As we got older, we rode our bikes or walked to the pool, on our own. Then came the time when we were too "cool" to swim at the pool. But going to the pool area and park, hanging out with our friends, and walking to the Golden Point for junk food were the things to do, no matter how hot it was outside. Funny now, huh?
So, during these hot summer days, let's put memories of the heat in our mental pockets. Then next winter during a "Polar Vortex," sub-freezing temperatures, and wind chills, we'll have thoughts of this summer to keep us warm!
"Time flies when you are having fun or not." ~Mary Engelbreit
It's hard to believe so many weeks have passed since my last blog post. But "Life happens," and sometimes "Life gets in the way." Each week I'd hoped to write something. Ideas came, but clearly that's as far as I got. I wish I could say I've been on hiatus doing fun things, but not so. My time has involved Physical Therapy appointments, my own PT at home, Doctor appointments, and just moving slow adjusting through the healing process with my new knee. I've come a long way, but I have a way to go. I can't count how many times I've heard "It takes time," and "Everybody's different." My Orthopedic surgeon tells me I'm doing great, and reminds me that it may take a year. I tell myself he points that out so I won't get discouraged, and anything less than a year will be a bonus for me! I realize I may be rationalizing.
But things are looking up! Last Monday, after missing several months, I met with one of my writing critique groups with a new children's devotional manuscript in hand. Since then I've worked on revising, planning to submit it by the end of June. That very same day, I had an invitation to revise and resubmit a two part devotional I submitted at the end of February. Of course, I accepted.
During the time I've been blog incommunicado, I have brainstormed a list of potential devotional topics for future projects. So, there has been some progress, even though it's been relatively slow. I keep thinking about the saying on a t-shirt my daughter brought my husband from a North Carolina island vacation many years ago. It says, "I'm on turtle time!" That's kind of been my mantra over these last many months. I'm doing what I can, slow and steady.
It's good to be back!
"One day at a time, one step at a time." ~Lynda Boucher
Three weeks ago today, I got a new right knee. I've had three weeks of healing, recovery, and therapy.
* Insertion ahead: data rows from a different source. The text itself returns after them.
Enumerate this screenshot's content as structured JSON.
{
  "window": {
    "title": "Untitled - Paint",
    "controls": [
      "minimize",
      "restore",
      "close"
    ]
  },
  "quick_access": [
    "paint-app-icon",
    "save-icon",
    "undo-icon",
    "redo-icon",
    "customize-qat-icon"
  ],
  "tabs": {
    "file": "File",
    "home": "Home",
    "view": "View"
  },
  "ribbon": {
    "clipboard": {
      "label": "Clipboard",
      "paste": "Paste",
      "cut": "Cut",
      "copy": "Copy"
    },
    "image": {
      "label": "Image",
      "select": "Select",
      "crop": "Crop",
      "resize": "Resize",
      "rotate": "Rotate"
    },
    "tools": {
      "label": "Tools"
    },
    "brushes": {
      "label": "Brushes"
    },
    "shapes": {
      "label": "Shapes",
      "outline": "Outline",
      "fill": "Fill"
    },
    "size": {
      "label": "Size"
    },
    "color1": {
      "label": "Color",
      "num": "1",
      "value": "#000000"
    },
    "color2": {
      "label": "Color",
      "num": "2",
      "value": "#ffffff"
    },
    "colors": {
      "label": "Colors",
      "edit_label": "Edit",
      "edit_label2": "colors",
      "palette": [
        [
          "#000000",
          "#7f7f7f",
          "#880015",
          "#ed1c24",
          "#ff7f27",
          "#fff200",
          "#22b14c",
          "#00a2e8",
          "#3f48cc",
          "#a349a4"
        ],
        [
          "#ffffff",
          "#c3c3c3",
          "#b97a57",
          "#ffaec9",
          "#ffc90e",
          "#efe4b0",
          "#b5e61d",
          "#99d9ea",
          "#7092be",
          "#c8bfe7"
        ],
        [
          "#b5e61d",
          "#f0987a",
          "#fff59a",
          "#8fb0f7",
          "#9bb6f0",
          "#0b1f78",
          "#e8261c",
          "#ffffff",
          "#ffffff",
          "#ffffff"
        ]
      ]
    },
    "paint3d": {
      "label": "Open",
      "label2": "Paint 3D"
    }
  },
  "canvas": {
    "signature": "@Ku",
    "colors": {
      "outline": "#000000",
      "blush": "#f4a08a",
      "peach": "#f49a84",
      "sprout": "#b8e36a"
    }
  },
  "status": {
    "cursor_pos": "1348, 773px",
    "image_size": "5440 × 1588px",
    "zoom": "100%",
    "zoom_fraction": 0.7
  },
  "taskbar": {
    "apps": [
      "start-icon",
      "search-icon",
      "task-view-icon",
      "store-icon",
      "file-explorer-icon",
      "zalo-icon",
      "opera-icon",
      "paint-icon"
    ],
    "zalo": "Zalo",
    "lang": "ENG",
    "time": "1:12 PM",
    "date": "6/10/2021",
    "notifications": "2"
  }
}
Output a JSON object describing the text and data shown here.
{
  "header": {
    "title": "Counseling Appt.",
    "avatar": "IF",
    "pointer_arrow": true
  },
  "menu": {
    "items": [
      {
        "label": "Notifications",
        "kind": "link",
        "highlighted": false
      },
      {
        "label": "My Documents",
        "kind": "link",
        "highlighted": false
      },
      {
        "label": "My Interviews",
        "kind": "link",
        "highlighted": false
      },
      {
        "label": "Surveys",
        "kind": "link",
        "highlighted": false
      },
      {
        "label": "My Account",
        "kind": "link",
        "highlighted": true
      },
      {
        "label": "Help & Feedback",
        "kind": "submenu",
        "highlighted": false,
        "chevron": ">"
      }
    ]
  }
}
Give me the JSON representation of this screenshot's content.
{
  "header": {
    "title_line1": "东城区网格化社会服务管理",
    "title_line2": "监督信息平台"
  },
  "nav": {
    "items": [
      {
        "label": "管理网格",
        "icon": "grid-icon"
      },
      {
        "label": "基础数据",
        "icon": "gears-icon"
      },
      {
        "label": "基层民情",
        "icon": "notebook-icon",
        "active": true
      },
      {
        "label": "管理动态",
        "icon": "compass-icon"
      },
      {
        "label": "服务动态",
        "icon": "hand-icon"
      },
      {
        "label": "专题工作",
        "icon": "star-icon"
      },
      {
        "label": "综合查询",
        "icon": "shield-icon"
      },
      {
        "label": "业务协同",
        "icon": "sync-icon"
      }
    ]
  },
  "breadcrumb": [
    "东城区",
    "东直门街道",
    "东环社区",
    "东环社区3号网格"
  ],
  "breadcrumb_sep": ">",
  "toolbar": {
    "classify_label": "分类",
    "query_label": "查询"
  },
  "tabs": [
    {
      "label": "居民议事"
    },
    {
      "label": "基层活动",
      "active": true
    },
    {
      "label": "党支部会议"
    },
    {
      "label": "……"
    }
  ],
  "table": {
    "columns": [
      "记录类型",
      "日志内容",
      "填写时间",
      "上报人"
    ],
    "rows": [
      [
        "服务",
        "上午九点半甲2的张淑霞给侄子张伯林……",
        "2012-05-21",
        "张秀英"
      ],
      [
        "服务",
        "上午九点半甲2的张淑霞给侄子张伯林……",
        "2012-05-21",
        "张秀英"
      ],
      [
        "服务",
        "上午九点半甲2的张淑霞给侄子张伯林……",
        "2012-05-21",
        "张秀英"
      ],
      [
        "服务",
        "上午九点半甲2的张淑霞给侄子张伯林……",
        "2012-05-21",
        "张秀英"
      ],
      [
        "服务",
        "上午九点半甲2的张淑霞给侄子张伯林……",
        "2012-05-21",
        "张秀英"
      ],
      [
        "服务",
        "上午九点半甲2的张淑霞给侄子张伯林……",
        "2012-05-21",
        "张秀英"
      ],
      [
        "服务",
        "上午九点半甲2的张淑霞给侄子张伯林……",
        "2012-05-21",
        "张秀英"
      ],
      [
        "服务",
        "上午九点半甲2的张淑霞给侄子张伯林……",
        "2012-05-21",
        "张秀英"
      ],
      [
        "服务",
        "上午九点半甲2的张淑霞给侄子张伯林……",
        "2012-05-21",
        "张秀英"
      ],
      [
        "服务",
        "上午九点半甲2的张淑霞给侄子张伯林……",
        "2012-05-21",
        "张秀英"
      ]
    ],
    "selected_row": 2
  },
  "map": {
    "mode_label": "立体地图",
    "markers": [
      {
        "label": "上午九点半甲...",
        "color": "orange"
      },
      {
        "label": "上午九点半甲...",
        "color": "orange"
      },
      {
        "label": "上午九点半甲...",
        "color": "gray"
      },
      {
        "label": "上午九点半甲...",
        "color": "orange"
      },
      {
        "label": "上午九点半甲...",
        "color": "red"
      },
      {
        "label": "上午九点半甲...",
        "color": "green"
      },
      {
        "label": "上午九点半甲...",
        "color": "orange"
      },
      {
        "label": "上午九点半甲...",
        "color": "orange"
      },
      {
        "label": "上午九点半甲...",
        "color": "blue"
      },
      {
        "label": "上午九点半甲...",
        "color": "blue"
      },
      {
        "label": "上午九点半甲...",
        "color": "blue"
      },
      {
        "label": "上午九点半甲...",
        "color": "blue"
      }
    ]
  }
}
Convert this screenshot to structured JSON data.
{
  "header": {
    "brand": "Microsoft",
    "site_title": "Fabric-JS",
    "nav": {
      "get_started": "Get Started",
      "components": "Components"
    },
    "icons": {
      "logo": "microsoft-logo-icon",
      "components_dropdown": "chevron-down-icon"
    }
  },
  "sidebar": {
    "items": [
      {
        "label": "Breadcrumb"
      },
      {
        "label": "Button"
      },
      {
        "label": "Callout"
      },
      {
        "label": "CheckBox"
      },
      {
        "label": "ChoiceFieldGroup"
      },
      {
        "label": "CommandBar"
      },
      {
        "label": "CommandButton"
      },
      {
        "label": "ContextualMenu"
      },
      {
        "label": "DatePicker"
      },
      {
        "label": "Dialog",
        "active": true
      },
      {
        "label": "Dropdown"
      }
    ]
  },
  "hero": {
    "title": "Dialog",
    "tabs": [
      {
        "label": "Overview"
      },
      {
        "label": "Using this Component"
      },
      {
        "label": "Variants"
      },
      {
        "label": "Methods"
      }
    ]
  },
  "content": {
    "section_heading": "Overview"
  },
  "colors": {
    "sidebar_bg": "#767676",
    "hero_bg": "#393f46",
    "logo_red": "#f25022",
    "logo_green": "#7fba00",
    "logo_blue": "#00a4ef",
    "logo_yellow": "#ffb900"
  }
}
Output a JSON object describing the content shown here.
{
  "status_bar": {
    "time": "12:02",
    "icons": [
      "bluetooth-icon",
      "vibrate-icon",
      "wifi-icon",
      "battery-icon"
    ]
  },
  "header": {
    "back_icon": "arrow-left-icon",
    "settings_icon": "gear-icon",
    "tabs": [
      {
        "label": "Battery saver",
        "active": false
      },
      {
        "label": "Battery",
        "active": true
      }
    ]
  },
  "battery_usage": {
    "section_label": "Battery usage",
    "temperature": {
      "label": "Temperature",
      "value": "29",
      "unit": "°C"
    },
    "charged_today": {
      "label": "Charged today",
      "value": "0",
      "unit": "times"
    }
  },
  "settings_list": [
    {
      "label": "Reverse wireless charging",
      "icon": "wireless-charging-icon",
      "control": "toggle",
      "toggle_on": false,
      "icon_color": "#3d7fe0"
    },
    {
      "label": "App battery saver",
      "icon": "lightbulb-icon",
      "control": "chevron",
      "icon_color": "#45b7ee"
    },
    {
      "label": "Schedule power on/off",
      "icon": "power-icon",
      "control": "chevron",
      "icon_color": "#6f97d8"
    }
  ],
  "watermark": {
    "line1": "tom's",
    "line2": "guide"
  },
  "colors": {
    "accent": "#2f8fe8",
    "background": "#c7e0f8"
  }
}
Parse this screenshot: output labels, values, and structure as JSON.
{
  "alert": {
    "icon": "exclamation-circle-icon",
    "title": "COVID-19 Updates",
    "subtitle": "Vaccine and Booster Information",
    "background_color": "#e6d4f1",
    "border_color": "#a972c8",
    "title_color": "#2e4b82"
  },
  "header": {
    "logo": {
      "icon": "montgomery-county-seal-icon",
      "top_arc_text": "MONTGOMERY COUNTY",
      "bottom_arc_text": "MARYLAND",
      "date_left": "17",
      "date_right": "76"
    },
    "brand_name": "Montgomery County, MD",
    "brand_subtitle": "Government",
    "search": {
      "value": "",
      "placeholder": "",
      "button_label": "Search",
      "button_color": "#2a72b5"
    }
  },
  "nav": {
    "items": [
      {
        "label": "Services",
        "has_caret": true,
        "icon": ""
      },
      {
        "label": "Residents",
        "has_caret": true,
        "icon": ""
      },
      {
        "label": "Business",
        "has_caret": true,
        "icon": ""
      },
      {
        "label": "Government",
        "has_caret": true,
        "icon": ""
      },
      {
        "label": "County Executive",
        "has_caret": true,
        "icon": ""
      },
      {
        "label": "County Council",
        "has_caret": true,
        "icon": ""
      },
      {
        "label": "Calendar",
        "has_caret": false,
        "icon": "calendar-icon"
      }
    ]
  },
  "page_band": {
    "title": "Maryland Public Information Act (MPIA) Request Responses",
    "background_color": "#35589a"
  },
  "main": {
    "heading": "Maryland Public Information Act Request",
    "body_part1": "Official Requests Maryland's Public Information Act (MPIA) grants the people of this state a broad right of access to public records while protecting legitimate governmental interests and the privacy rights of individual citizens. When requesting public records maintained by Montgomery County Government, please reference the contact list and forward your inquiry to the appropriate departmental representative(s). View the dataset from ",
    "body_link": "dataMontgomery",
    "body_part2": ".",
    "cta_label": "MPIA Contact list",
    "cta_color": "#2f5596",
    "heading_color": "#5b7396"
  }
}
My Orthopedic surgeon, along with my sister and several friends who've been down this road, told me the first few weeks would not be a lot of fun, but it does get better. I've kept my sights on their promises.
A few hours after surgery and recovery, I was up and walking in a hospital gown. Using a walker, flanked by two Physical Therapy staff people, and my husband right behind protecting my modesty, it was one step at a time. The PT staff impressed that getting up and moving is key to recovery. So I took another hallway stroll before bed when a nurse was available to walk with me.
The next day, I was awakened dark and early at 5:30. I dressed myself and prepared for the day. My surgeon arrived by 7:15. Barring any unforeseen circumstances, I'd be discharged later. More vitals, more blood draws, and then finally breakfast. Physical Therapy was scheduled for 9:00am. After my husband/coach arrived by 8:15, a Physical Therapist had me grab the walker for another stroll. We went to the PT room to learn how to do stairs and get into a car. Then back to my room until the other patients' coaches arrived for our group therapy session.
Nurses, a Nurse Navigator, a Home Health Care representative, lunch, instructions, etc., and we were finally able to leave. The wheelchair ride to the car was uneventful. The transition to the car was more challenging than the simulation in the PT room. The ride to our pharmacy and the drive home was uncomfortable to say the least. I learned later that's normal.
I've had in-home Physical Therapy, along with visits from Home Health Care RNs. This week I begin out-patient Physical Therapy. I was cleared to do stairs alone last week. Such a feeling of liberation!
Everyone was right. It does get better. And I'm anticipating a lot better!